After an unplanned shutdown, there are two options for restarting caching. The first option is to start the cache in load mode (-l option), which will utilize the dirty data currently in cache for faster recovery, and no flushing of cache will be done. This process is performed automatically in accordance with system Udev rules.

The second option is to reinitialize the cache with new metadata, which will clear the cache, resulting in the loss of all dirty data that is currently in the cache. See the following options for details.

Caution: If the file system changes while caching is not running, data loss may occur. Do not issue any IO to the core device until caching has successfully restarted.

Recovering the Cache

To manually start Open CAS Linux with recovery enabled, enter the following command. All previously attached cores will be reattached to the cache after this command.

# casadm -S -d /dev/disk/by-id/nvme-INTEL_SSD -l

For more details, see ‘-S | –start-cache’.

Reinitializing the Cache

To clear or empty the cache device (invalidate the entire cache), manually start the cache including the -f parameter (and omitting the -l parameter), as shown below:

# casadm -S -d /dev/disk/by-id/nvme-INTEL_SSD -f
# casadm -A -i 1 -d /dev/disk/by-id/wwn-0x50014ee004276c68

This reinitializes the cache instead of loading the old state and results in zero cache occupancy.

Reinitializing the cache with new metadata will destroy all write-cached data that has not yet been flushed to the disk. In addition, reinitializing the cache with the -force (-f) option is still valid and will destroy all existing cache data.

Open CAS Linux maintains state across a reboot. If the system is rebooted without starting the caching subsystem, then the state of the cache data may become out of sync with the data in primary storage (core device). In this case, restarting the cache system without clearing the cache may result in data corruption.

Device IO Error Handling

In the event of a read or write IO error from either the cache device (SSD) or the core device (HDD), Open CAS Linux will intelligently handle the error and, if possible, will return the requested data and continue processing IO in certain cases.

Cases where Open CAS Linux will return data and continue processing IO include cache device IO errors when attempting to:

  • Read clean data from the cache

  • Write data to the cache on a read operation (attempting to cache the data that was read)

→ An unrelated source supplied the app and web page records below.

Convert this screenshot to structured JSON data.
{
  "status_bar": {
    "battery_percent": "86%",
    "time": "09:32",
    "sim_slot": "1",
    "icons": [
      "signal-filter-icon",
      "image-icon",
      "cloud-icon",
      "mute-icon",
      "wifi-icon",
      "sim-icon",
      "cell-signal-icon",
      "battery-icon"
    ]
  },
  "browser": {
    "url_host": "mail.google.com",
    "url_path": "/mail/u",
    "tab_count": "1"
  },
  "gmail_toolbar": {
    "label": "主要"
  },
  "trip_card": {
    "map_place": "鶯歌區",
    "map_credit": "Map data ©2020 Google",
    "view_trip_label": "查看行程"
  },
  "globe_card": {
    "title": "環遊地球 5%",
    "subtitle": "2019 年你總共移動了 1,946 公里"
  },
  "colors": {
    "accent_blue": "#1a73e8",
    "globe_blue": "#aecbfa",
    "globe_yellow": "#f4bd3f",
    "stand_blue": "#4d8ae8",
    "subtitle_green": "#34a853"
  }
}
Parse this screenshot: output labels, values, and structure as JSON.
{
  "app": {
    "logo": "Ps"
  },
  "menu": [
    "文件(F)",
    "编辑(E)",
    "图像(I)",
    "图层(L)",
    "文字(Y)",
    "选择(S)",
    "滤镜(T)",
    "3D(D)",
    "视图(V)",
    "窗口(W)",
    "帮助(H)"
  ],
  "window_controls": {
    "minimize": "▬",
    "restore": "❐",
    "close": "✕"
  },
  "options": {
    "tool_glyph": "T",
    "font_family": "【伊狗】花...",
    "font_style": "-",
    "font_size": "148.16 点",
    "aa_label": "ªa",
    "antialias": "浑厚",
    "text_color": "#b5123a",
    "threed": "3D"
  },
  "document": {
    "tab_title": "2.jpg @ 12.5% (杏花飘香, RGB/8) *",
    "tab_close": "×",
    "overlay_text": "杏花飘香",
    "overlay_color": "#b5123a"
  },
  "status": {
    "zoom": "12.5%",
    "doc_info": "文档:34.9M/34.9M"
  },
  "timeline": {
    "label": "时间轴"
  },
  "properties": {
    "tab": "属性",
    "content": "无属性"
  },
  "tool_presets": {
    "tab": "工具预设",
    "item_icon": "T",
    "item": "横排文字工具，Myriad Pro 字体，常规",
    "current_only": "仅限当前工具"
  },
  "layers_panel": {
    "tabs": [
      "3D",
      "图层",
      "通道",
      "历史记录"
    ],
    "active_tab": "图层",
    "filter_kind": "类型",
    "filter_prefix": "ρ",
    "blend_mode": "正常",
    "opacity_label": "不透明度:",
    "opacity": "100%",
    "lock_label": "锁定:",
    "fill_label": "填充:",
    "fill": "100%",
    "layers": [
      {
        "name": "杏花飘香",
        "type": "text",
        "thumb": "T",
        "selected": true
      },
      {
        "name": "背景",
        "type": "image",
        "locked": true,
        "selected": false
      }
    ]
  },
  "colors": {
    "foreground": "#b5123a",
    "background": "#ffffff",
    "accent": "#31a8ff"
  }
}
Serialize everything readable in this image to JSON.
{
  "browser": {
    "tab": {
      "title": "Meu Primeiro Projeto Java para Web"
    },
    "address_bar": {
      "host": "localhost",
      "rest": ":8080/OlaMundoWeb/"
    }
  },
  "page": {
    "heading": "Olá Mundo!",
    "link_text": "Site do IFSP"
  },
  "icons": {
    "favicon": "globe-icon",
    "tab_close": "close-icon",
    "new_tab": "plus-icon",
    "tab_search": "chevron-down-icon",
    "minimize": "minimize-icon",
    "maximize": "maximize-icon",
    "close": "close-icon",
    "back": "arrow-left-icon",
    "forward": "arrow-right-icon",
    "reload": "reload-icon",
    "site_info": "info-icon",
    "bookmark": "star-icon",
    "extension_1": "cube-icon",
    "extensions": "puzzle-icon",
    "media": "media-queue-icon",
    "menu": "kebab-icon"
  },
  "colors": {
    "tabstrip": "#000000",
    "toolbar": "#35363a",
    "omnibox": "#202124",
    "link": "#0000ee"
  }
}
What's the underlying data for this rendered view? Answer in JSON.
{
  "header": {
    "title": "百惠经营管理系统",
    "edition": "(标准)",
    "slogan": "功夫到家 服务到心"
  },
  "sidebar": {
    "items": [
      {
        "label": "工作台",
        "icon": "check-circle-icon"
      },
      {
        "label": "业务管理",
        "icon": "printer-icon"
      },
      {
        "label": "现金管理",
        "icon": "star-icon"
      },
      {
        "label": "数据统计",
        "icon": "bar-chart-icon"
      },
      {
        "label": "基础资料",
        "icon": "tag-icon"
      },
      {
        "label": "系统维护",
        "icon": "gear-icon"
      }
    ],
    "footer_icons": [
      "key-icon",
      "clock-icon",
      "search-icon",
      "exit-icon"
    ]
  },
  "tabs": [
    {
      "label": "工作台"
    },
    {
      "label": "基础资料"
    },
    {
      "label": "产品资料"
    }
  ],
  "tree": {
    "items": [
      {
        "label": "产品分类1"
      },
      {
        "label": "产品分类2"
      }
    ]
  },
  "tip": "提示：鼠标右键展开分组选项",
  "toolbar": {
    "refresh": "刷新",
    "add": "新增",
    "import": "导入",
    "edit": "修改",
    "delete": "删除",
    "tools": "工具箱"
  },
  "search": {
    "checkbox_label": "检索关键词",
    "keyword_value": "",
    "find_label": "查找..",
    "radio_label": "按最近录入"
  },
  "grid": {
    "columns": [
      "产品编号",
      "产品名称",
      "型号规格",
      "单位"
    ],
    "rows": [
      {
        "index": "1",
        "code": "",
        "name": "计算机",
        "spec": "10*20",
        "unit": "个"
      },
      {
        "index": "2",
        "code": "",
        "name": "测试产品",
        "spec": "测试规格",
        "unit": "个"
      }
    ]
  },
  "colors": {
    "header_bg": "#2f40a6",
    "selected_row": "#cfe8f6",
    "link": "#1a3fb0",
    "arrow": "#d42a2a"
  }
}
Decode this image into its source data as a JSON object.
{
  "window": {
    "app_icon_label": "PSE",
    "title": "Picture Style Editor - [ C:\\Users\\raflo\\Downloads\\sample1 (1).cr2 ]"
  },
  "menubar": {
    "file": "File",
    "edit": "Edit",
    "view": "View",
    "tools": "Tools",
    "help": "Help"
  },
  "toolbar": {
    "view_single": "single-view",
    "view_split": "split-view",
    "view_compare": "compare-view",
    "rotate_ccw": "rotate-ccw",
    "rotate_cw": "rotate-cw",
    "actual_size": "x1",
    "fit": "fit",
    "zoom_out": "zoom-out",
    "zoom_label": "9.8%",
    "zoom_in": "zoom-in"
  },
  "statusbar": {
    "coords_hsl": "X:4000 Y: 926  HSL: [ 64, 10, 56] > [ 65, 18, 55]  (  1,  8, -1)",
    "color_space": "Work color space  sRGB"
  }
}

  • Write data to the cache in write-through or write-around modes on a write operation

Cases where Open CAS Linux will return an error to the calling application and stop processing IO for any exported devices (e.g. cas1-1) served by the cache SSD on which the IO error occurred include cache device IO errors when attempting to:

  • Read dirty data from the cache

  • Write data to the cache in write-back mode or write-only mode

Cases where Open CAS Linux will return an error to the calling application and continue processing IO include core device IO errors when attempting to:

  • Read data from the core device

  • Write data to the core device